[1] We have payment and receipt searching functions done but no report built on them in the new code. There is an old code report inherited from SQL-Ledger. However, we only replaced it in the 1.4 beta.

[2] It should be trivial to put together two different variants of the income statement report for this.
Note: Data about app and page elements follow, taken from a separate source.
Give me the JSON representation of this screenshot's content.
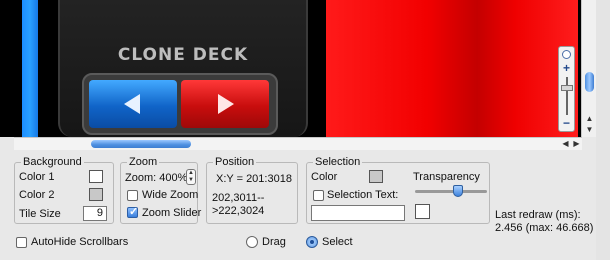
{
  "canvas": {
    "deck_label": "CLONE DECK"
  },
  "background": {
    "title": "Background",
    "color1_label": "Color 1",
    "color1_value": "#ffffff",
    "color2_label": "Color 2",
    "color2_value": "#c8c8c8",
    "tile_size_label": "Tile Size",
    "tile_size_value": "9"
  },
  "zoom": {
    "title": "Zoom",
    "zoom_label": "Zoom: 400%",
    "wide_zoom_label": "Wide Zoom",
    "wide_zoom_checked": false,
    "zoom_slider_label": "Zoom Slider",
    "zoom_slider_checked": true
  },
  "position": {
    "title": "Position",
    "xy_text": "X:Y = 201:3018",
    "range_line1": "202,3011--",
    "range_line2": ">222,3024"
  },
  "selection": {
    "title": "Selection",
    "color_label": "Color",
    "color_value": "#c8c8c8",
    "transparency_label": "Transparency",
    "transparency_value": 0.6,
    "selection_text_label": "Selection Text:",
    "selection_text_checked": false,
    "selection_text_value": ""
  },
  "status": {
    "last_redraw_line1": "Last redraw (ms):",
    "last_redraw_line2": "2.456 (max: 46.668)"
  },
  "bottom": {
    "autohide_label": "AutoHide Scrollbars",
    "autohide_checked": false,
    "mode_drag_label": "Drag",
    "mode_select_label": "Select",
    "mode_selected": "Select"
  },
  "colors": {
    "blue_accent": "#1b8dff",
    "red_panel": "#f20000",
    "deck_background": "#1c1c1c"
  }
}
[3] Currently everything is done in a master currency and everything except journal entries assumes a single conversion rate per direction for a day (i.e. one buy and one sell rate for each currency). Allowing multiple conversion rates for the day would be a significant amount of work, but the key issue would be one of testing and making sure that everywhere that expected the single rate conversion was moved over. This is not a trivial amount of work but it isn't tremendous either. It would benefit from significant collaboration with the current developers though. This is something we plan on tackling though in 1.5 (allowing for per-transaction conversion rates). Also floating values in a foreign currency (for example having a bank account in a currency that is not one's book currency) is more work in terms of reporting fx gains and losses than we would like at the moment.

If you go with LedgerSMB, my recommendation would be to start working with the 1.4 beta. There are likely to be additional bugs you will run into but: 1. You can define additional reporting dimensions (like restricted asset groups, or funds). 2. Reporting is a lot easier. I can write 2 or so moderately complex reports in a day on the current framework. 3. More consistency with the 4-eyes principle and unapproved transactions. 4. Better code for use in other environments in many cases. Also have proof of concept invoicing code for thick clients for both 1.3 and 1.4.

This being said the old code that we inherited is painful to work with. To the extent it must be modified it's good to work with others and we in the community can help. We do hope to have all the financial code on the new framework by 1.5.

Finally I am not very happy with the design of the financial portions of the database. These were largely inherited from SQL-Ledger and we have not re-engineered them yet because we wanted to get the framework up to snuff first. We have the worst of the issues under control but the db is needlessly complex here and will likely be simplified to some extent in the future.

Finally for any additional modules, we'd recommend using PGObject::Simple::Role as a database interface if using Perl. If you want to use a different language we'd be happy to work with you to help create a db adaptor in your language of choice (we currently have them for Perl and PHP, but hope to have them in a number of different languages soon including Java, Python, and Ruby). I have a proof of concept point of sale that uses PGObject::Simple::Role and that module is quite a bit more full-featured than our existing database routines (it is BSD-licensed btw). There is no question we will be moving to that interface for 1.5.